There are very good evolutionary psychological reasons that answer the “why” question. All human societies depend on cooperation among society members. Cooperation takes various forms. It may be working “cooperatively” with others in a group on activities that benefit the group. The activities could be as diverse as those of social clubs, businesses, and extended families. But there are often opportunities for individuals within a group to act in ways that benefit only themselves, while harming the group as a whole. For example, embezzlement of money or disclosure of information the group wants to keep secret. Lying or cheating in transactions between individuals in a society provide even more obvious examples.
If such harmful behavior is too common in a group, the group itself is at risk of failure. If cheating between individuals is too common, people cannot trust each other, and so they lose out on the benefits they might enjoy from honest trading and cooperation.
Societies and groups usually can function well enough if there are only a few cheaters. So there is always the possibility that any given member may be tempted to cheat. And consequently, honest people need to learn how to detect potential cheaters in order to avoid them.
How is that usually done? It’s done by monitoring whether other people observe group norms and customs. There are beneficial norms and customs, such as honestly cooperating with others and not cheating. Other norms and customs aren’t as consequential, but whether or not they’re respected may be used to judge how well the beneficial ones are respected.
The problem is that the “honesty”, or lack thereof, of other people is not easy to judge when the others are not well-known. Typically, judgments of honesty are done by considering a person’s “reputation”. If the person is known to have cheated previously in some way or other, the person is more likely to be distrusted. Unfortunately, the reputations of most people one has to deal with are often unknown, because little or nothing is known about the person himself or herself.
However, one type of information about an otherwise unknown person is behavior that can be observed directly. Most importantly, is anything known about the person’s behavior in violation of social norms or customs? If so, the person is more likely to be mistrusted and avoided.
Here’s a simple but very common example. People in management jobs at a company or in certain other kinds of jobs (e. g. salespeople) are expected to dress in a certain way: suit and tie for a man, “professional” clothing for a woman. Failure to dress in the “normal” or “customary” way is a source of immediate distrust. Why should a person be trusted who violates well-known social norms?
It’s a fact that people who are known to be “nudists” or to engage in social nudity are often distrusted or disrespected – precisely because nudity violates typical norms and customs. Such people are stigmatized as “nonconformists”.
Obviously, too, there are whole professions – such as teaching or any other kind of work with children – where being known to participate in social nudity can be used as an excuse for exclusion from the profession.
While it’s quite true that many people in a particular society do not have this negative attitude towards nudity, the negative attitude is still so widespread that anyone who has a favorable attitude towards nudity – and whose behavior is suspected of reflecting that attitude – must be cautious about letting that attitude be known. Or more to the point, people are more likely to think of nudity as something to be fearful of – because they know of the risk that others may disapprove. The existence of the risk is known – and the result is fear. We fear, rationally, what could cause us harm, especially if it’s difficult to estimate the risk – just as we fear spiders that could actually be harmless.

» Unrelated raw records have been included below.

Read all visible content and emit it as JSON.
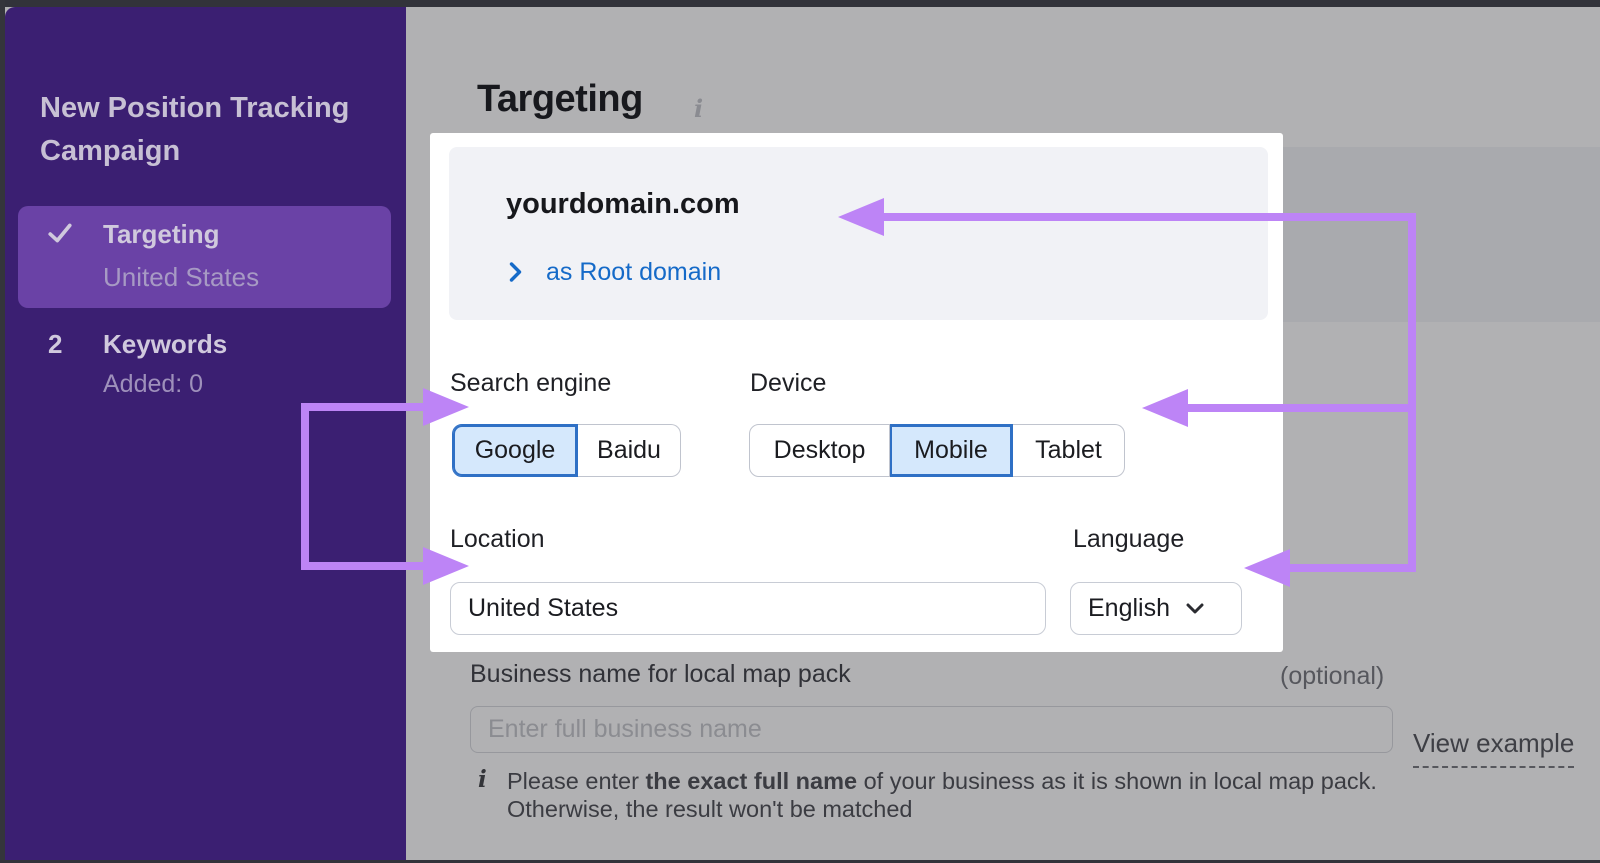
{
  "sidebar": {
    "title": "New Position Tracking Campaign",
    "steps": [
      {
        "label": "Targeting",
        "sublabel": "United States",
        "state": "active-completed"
      },
      {
        "marker": "2",
        "label": "Keywords",
        "sublabel": "Added: 0",
        "state": "upcoming"
      }
    ]
  },
  "main": {
    "heading": "Targeting",
    "heading_info": "i",
    "domain": {
      "name": "yourdomain.com",
      "scope": "as Root domain"
    },
    "search_engine": {
      "label": "Search engine",
      "options": [
        "Google",
        "Baidu"
      ],
      "selected": "Google"
    },
    "device": {
      "label": "Device",
      "options": [
        "Desktop",
        "Mobile",
        "Tablet"
      ],
      "selected": "Mobile"
    },
    "location": {
      "label": "Location",
      "value": "United States"
    },
    "language": {
      "label": "Language",
      "value": "English"
    },
    "business": {
      "label": "Business name for local map pack",
      "optional": "(optional)",
      "placeholder": "Enter full business name",
      "view_example": "View example",
      "note_icon": "i",
      "note_prefix": "Please enter ",
      "note_bold": "the exact full name",
      "note_suffix": " of your business as it is shown in local map pack.",
      "note_line2": "Otherwise, the result won't be matched"
    }
  },
  "colors": {
    "frame": "#32333a",
    "sidebar_bg": "#3b1f72",
    "sidebar_active_bg": "#6a42a6",
    "dim_background": "#b1b1b3",
    "dim_band": "#a9aaae",
    "card_bg": "#ffffff",
    "domain_box_bg": "#f1f2f6",
    "link_blue": "#156ac8",
    "segment_selected_fill": "#d5e8fc",
    "segment_selected_border": "#2f70c5",
    "annotation_arrow": "#bd84f6"
  }
}
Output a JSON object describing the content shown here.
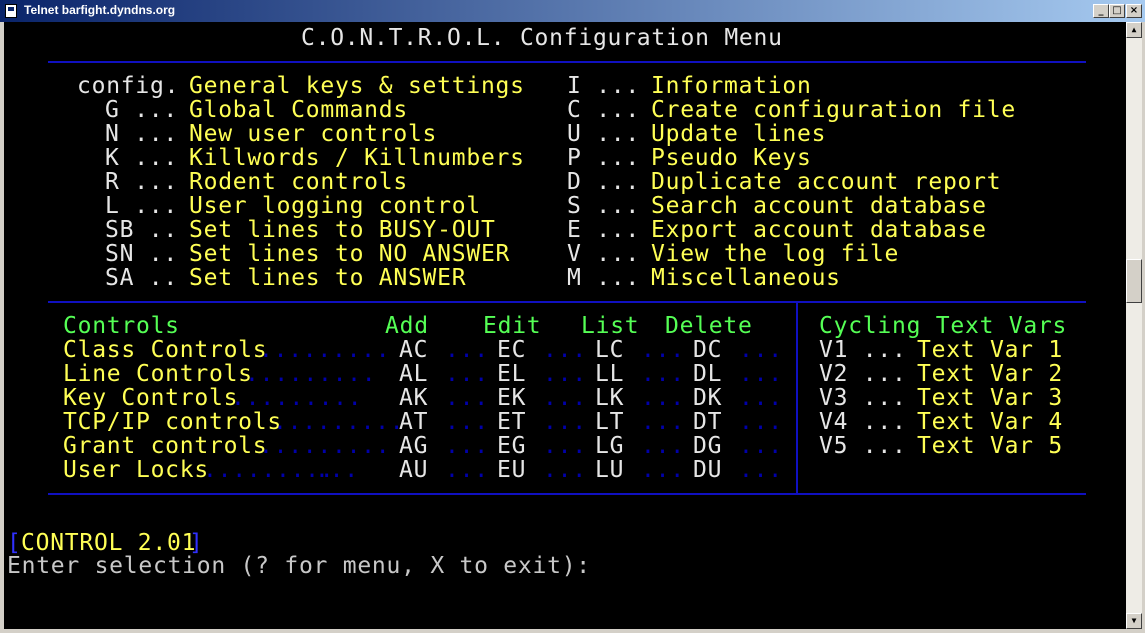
{
  "window": {
    "title": "Telnet barfight.dyndns.org",
    "minimize": "_",
    "maximize": "□",
    "close": "×"
  },
  "header": {
    "title": "C.O.N.T.R.O.L. Configuration Menu"
  },
  "menu_left": [
    {
      "key": "config.",
      "label": "General keys & settings"
    },
    {
      "key": "G ...",
      "label": "Global Commands"
    },
    {
      "key": "N ...",
      "label": "New user controls"
    },
    {
      "key": "K ...",
      "label": "Killwords / Killnumbers"
    },
    {
      "key": "R ...",
      "label": "Rodent controls"
    },
    {
      "key": "L ...",
      "label": "User logging control"
    },
    {
      "key": "SB ..",
      "label": "Set lines to BUSY-OUT"
    },
    {
      "key": "SN ..",
      "label": "Set lines to NO ANSWER"
    },
    {
      "key": "SA ..",
      "label": "Set lines to ANSWER"
    }
  ],
  "menu_right": [
    {
      "key": "I ...",
      "label": "Information"
    },
    {
      "key": "C ...",
      "label": "Create configuration file"
    },
    {
      "key": "U ...",
      "label": "Update lines"
    },
    {
      "key": "P ...",
      "label": "Pseudo Keys"
    },
    {
      "key": "D ...",
      "label": "Duplicate account report"
    },
    {
      "key": "S ...",
      "label": "Search account database"
    },
    {
      "key": "E ...",
      "label": "Export account database"
    },
    {
      "key": "V ...",
      "label": "View the log file"
    },
    {
      "key": "M ...",
      "label": "Miscellaneous"
    }
  ],
  "controls": {
    "headers": {
      "name": "Controls",
      "add": "Add",
      "edit": "Edit",
      "list": "List",
      "delete": "Delete"
    },
    "leader": ".........",
    "sep": "...",
    "rows": [
      {
        "name": "Class Controls",
        "add": "AC",
        "edit": "EC",
        "list": "LC",
        "delete": "DC"
      },
      {
        "name": "Line Controls",
        "add": "AL",
        "edit": "EL",
        "list": "LL",
        "delete": "DL"
      },
      {
        "name": "Key Controls",
        "add": "AK",
        "edit": "EK",
        "list": "LK",
        "delete": "DK"
      },
      {
        "name": "TCP/IP controls",
        "add": "AT",
        "edit": "ET",
        "list": "LT",
        "delete": "DT"
      },
      {
        "name": "Grant controls",
        "add": "AG",
        "edit": "EG",
        "list": "LG",
        "delete": "DG"
      },
      {
        "name": "User Locks",
        "add": "AU",
        "edit": "EU",
        "list": "LU",
        "delete": "DU"
      }
    ]
  },
  "cycling": {
    "header": "Cycling Text Vars",
    "items": [
      {
        "key": "V1 ...",
        "label": "Text Var 1"
      },
      {
        "key": "V2 ...",
        "label": "Text Var 2"
      },
      {
        "key": "V3 ...",
        "label": "Text Var 3"
      },
      {
        "key": "V4 ...",
        "label": "Text Var 4"
      },
      {
        "key": "V5 ...",
        "label": "Text Var 5"
      }
    ]
  },
  "status": {
    "open": "[",
    "text": "CONTROL 2.01",
    "close": "]"
  },
  "prompt": "Enter selection (? for menu, X to exit):"
}
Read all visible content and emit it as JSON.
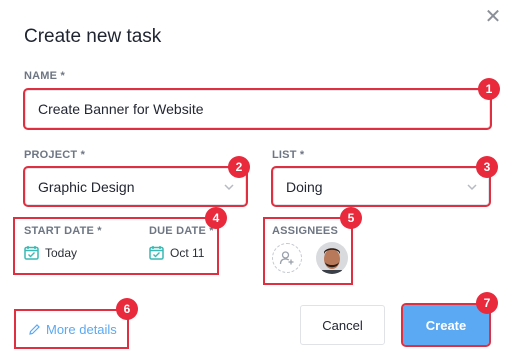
{
  "dialog": {
    "title": "Create new task",
    "close_icon": "close-icon"
  },
  "name": {
    "label": "NAME *",
    "value": "Create Banner for Website"
  },
  "project": {
    "label": "PROJECT *",
    "value": "Graphic Design"
  },
  "list": {
    "label": "LIST *",
    "value": "Doing"
  },
  "start_date": {
    "label": "START DATE *",
    "value": "Today"
  },
  "due_date": {
    "label": "DUE DATE *",
    "value": "Oct 11"
  },
  "assignees": {
    "label": "ASSIGNEES",
    "add_icon": "add-user-icon",
    "avatar": "avatar"
  },
  "more_details": {
    "label": "More details",
    "icon": "pencil-icon"
  },
  "buttons": {
    "cancel": "Cancel",
    "create": "Create"
  },
  "annotations": [
    "1",
    "2",
    "3",
    "4",
    "5",
    "6",
    "7"
  ],
  "colors": {
    "accent": "#5aa9f2",
    "highlight": "#e02f3e",
    "calendar": "#3bb9b4"
  }
}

Here’s the reasoning in a nutshell: Social nudity violates a cultural norm. Therefore there’s a risk that others may see this violation as a reason for distrusting people who have positive attitudes towards nudity. Therefore it’s prudent to be fearful of holding positive attitudes towards nudity in order to reduce the risk.